3 cups Methi / Fenugreek leaves, rinsed and roughly chopped
1 medium Tomato, chopped
1 clove Garlic, finely chopped
1 Green Chilli, slit lengthwise
1 tbsp oil
1 tsp Mustard Seeds
1/2 tsp Turmeric Powder
A pinch of Asafoetida / Hing
Salt to taste


  1. Wash and soak the rice.
  2. Heat oil in a pan. When it is hot, add mustard seeds, turmeric, asafoetida and green chilli. When the mustard seeds crackle, add the minced garlic.
  3. Saute for a minute and then add the chopped tomatoes. Stir well.
  4. After a couple of minutes, add the chopped methi leaves. Mix and saute until the methi wilts.

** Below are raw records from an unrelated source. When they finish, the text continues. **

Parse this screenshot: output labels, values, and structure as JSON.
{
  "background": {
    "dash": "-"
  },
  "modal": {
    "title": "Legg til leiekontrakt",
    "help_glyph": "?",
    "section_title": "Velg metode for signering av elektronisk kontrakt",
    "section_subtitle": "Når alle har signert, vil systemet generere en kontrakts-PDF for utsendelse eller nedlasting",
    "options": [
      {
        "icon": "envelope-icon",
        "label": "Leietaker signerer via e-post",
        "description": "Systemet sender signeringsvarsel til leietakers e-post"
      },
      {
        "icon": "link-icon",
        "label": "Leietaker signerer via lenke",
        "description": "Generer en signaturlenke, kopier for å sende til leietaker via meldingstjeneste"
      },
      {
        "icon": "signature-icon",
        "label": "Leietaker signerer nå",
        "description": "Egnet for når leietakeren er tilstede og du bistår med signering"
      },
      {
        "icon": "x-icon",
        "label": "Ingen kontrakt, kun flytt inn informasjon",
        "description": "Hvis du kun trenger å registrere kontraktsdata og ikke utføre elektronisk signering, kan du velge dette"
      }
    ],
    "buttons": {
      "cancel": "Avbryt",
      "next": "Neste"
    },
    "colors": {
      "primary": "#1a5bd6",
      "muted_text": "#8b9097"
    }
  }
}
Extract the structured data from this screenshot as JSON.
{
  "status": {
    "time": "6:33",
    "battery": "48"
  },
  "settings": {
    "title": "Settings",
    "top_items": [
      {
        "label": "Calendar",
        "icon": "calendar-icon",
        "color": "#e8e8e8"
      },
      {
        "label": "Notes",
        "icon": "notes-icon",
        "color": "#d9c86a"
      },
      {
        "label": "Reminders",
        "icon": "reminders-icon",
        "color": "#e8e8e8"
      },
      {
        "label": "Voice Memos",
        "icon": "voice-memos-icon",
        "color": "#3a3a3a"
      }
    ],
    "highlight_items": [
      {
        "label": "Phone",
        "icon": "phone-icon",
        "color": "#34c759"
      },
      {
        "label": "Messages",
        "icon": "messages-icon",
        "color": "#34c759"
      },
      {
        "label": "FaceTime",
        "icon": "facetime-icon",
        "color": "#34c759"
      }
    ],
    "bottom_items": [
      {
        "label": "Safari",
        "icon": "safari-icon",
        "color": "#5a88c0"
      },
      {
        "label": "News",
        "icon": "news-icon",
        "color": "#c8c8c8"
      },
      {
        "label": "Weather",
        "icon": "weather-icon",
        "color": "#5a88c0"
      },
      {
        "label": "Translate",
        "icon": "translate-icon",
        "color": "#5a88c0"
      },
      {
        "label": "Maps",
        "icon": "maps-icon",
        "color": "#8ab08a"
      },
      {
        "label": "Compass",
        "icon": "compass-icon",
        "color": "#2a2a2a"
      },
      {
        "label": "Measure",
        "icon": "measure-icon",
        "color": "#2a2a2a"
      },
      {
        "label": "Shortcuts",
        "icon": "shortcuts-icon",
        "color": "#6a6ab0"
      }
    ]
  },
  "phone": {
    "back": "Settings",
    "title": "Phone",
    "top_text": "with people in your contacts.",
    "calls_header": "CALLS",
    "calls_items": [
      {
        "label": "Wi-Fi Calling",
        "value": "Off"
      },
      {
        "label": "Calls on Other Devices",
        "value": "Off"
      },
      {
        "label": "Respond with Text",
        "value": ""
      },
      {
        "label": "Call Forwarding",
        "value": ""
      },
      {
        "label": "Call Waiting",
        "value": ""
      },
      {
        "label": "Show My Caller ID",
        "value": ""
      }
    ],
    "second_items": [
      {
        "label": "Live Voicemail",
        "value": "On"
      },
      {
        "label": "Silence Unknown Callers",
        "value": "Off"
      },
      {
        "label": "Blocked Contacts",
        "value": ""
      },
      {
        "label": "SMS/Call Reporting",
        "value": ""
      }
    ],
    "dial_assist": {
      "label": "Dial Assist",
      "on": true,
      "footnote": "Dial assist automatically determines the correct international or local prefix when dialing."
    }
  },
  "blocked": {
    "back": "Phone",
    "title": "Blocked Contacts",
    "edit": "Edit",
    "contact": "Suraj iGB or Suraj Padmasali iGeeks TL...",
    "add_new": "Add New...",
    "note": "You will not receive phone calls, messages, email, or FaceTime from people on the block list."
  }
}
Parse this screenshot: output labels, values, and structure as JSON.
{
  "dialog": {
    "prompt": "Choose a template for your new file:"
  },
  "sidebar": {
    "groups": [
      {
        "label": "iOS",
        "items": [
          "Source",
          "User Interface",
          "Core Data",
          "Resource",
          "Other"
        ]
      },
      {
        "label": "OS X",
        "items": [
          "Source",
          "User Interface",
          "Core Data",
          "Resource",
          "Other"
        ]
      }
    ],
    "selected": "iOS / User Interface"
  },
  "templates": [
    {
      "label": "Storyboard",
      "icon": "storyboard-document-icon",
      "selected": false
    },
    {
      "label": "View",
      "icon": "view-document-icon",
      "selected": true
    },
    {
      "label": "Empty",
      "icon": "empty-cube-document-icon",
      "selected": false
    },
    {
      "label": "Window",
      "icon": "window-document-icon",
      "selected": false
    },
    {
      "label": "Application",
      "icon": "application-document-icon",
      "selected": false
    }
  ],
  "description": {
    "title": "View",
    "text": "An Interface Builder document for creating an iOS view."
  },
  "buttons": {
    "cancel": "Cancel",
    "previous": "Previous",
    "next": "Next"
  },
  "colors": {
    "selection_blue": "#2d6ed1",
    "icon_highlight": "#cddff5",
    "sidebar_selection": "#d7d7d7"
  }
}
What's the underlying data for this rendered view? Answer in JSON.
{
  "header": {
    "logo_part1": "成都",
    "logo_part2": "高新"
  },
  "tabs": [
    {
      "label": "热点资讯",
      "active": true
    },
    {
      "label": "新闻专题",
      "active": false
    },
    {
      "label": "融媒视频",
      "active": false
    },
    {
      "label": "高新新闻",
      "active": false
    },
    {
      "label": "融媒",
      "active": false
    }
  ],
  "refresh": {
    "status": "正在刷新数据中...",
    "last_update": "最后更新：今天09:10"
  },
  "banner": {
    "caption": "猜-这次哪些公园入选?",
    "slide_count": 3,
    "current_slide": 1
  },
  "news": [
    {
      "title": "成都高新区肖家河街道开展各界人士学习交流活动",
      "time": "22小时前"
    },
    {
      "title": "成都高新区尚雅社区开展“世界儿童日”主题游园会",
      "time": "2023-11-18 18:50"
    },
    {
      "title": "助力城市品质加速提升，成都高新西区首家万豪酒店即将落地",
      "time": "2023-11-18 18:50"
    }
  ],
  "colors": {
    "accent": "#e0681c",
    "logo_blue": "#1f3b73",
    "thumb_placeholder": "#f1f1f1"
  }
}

  5. Rinse the rice and add to the pan. Stir well so that the tomato-methi mixture covers the grains of rice well. Add 3 cups of water and salt to taste and cook covered until all the water is absorbed.
  6. Serve with tomato chutney.